Advertisement
Advertisement

TheBody.com/TheBodyPRO.com cover the XVIII International AIDS Conference (AIDS 2010)

Under the Radar: July 22

July 22, 2010

Here's a hodgepodge of underreported news coming out of IAC:


HCV Co-Infection: Another Concern When It Comes to Bone Loss

According to a US study presented at the International AIDS Conference, individuals who are infected with both HIV and hepatitis C virus (HCV) may be more likely to develop osteoporosis and sustain bone fractures than individuals who are infected with only HIV or HCV.1 Because bone mineral density loss is a hot concern among the HIV community, with about a third of HIV-positive individuals are also co-infected with HCV, Roger Bedimo of the Veterans Administration North Texas Healthcare System and fellow researchers analyzed data retrospectively to see if HCV co-infection increased chances of osteoporosis. They found that those who were co-infected were 27% to 43% more at risk. As aidsmap reports, "These findings led Bedimo and colleagues to conclude that HCV co-infection is a significant risk factor for osteoporotic fractures in HIV-positive people, and that fractures appear to be increasing amongst HIV/HCV co-infected people during the ART era." Meaning, if you?re HIV positive, you may want to look into hepatitis C prevention.
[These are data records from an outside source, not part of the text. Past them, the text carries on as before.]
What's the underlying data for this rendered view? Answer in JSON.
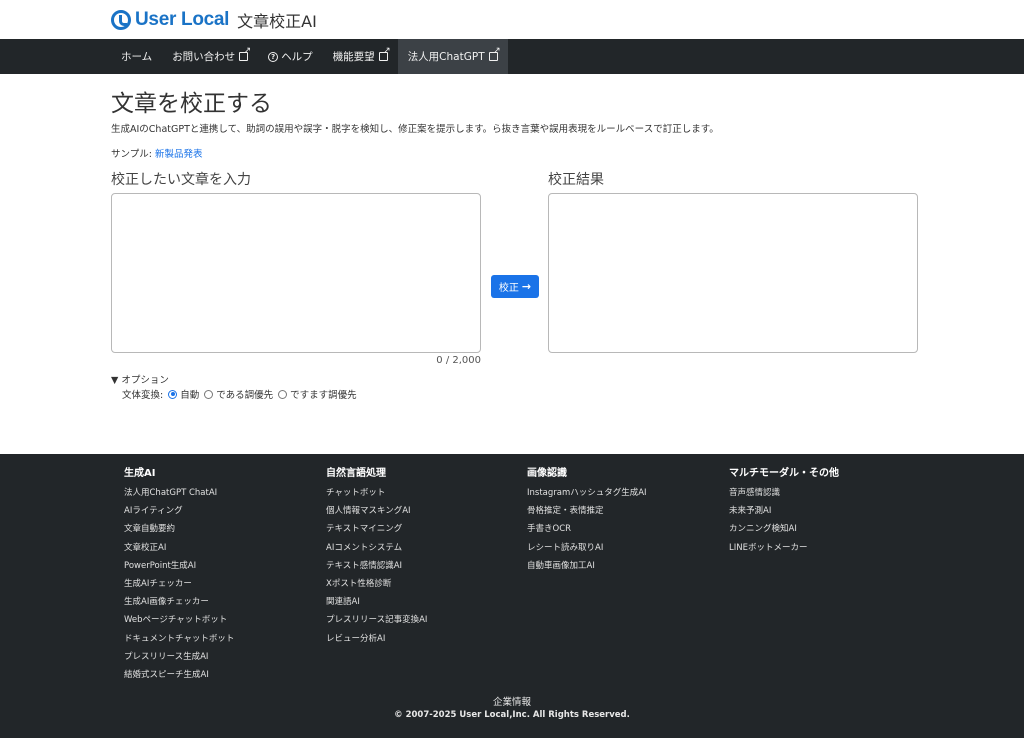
{
  "header": {
    "logo_text": "User Local",
    "app_title": "文章校正AI"
  },
  "nav": {
    "items": [
      {
        "label": "ホーム"
      },
      {
        "label": "お問い合わせ"
      },
      {
        "label": "ヘルプ"
      },
      {
        "label": "機能要望"
      },
      {
        "label": "法人用ChatGPT"
      }
    ]
  },
  "main": {
    "title": "文章を校正する",
    "description": "生成AIのChatGPTと連携して、助詞の誤用や誤字・脱字を検知し、修正案を提示します。ら抜き言葉や誤用表現をルールベースで訂正します。",
    "sample_prefix": "サンプル: ",
    "sample_link": "新製品発表",
    "input_label": "校正したい文章を入力",
    "input_value": "",
    "result_label": "校正結果",
    "counter": "0 / 2,000",
    "proof_button": "校正",
    "options_label": "▼ オプション",
    "style_label": "文体変換: ",
    "style_options": [
      {
        "label": "自動",
        "checked": true
      },
      {
        "label": "である調優先",
        "checked": false
      },
      {
        "label": "ですます調優先",
        "checked": false
      }
    ]
  },
  "footer": {
    "columns": [
      {
        "heading": "生成AI",
        "items": [
          "法人用ChatGPT ChatAI",
          "AIライティング",
          "文章自動要約",
          "文章校正AI",
          "PowerPoint生成AI",
          "生成AIチェッカー",
          "生成AI画像チェッカー",
          "Webページチャットボット",
          "ドキュメントチャットボット",
          "プレスリリース生成AI",
          "結婚式スピーチ生成AI"
        ]
      },
      {
        "heading": "自然言語処理",
        "items": [
          "チャットボット",
          "個人情報マスキングAI",
          "テキストマイニング",
          "AIコメントシステム",
          "テキスト感情認識AI",
          "Xポスト性格診断",
          "関連語AI",
          "プレスリリース記事変換AI",
          "レビュー分析AI"
        ]
      },
      {
        "heading": "画像認識",
        "items": [
          "Instagramハッシュタグ生成AI",
          "骨格推定・表情推定",
          "手書きOCR",
          "レシート読み取りAI",
          "自動車画像加工AI"
        ]
      },
      {
        "heading": "マルチモーダル・その他",
        "items": [
          "音声感情認識",
          "未来予測AI",
          "カンニング検知AI",
          "LINEボットメーカー"
        ]
      }
    ],
    "company": "企業情報",
    "copyright": "© 2007-2025 User Local,Inc. All Rights Reserved."
  }
}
References

  1. Bedimo R, Westfall A, Drechsler H, Maalouf N. HCV co-infection is associated with a high risk of osteoporotic fractures among HIV-infected patients. In Programs and abstracts of the 18th International AIDS Conference; July 18-23, 2010; Vienna, Austria. Abstract TUAB0104.


In the Fight Against HIV, Sex Workers Show Us Their Colors

Sex workers put on a fashion show to raise awareness about discrimination at the International AIDS Conference. They strutted down a makeshift catwalk, wearing colorful sexy outfits, while brightly packaged condoms stuck out of their pockets. One advocate told AFP, "It's important that the sex [professionals], the sex workers, know how to use condoms, and they are the best to make HIV prevention: they have contact with the clients." Camille, a sex worker and model for the show, added, "Visibility of our population is very important to get less discrimination, violence and negative attitude against our group."


When to Start: The Earlier (or Younger), the Better

New research by Dr. Gesine Meyer-Rath and colleagues shows that starting antiretroviral treatment earlier for infants in South Africa could be more cost effective than waiting.2 The first arm of their study started treatment at a median of 10 weeks, resulting in a cost of $1,349 per patient per year. The second arm deferred treatment until a median of 20 weeks, resulting in a cost of $2,432 per patient. The last arm, which was the standard at the time, waited until a median of 27 weeks to start treatment, bumping the cost to $2,908 per patient. As HIVMA Executive Director Andrea Weddle writes, "South Africa updated its guidelines to recommend earlier initiation of HIV treatment for infants in 2010 based on the data."

References

  1. Meyer-Rath G, Violari A, Cotton M, et al. The cost of early vs. deferred paediatric antiretroviral treatment in South Africa -- a comparative economic analysis of the first year of the CHER trial. In Programs and abstracts of the 18th International AIDS Conference; July 18-23, 2010; Vienna, Austria. Abstract THLBB103.


Related Stories

Under the Radar: July 21
Under The Radar: July 20
Sex Workers & HIV/AIDS
Hepatitis C Prevention



This article was provided by TheBody.com. It is a part of the publication The XVIII International AIDS Conference.
 


No comments have been made.
 

Add Your Comment:
(Please note: Your name and comment will be public, and may even show up in
Internet search results. Be careful when providing personal information! Before
adding your comment, please read TheBody.com's Comment Policy.)

Your Name:


Your Location:

(ex: San Francisco, CA)

Your Comment:

Characters remaining:


Please note: Knowledge about HIV changes rapidly. Note the date of this summary's publication, and before treating patients or employing any therapies described in these materials, verify all information independently. If you are a patient, please consult a doctor or other medical professional before acting on any of the information presented in this summary. For a complete listing of our most recent conference coverage, click here.

Advertisement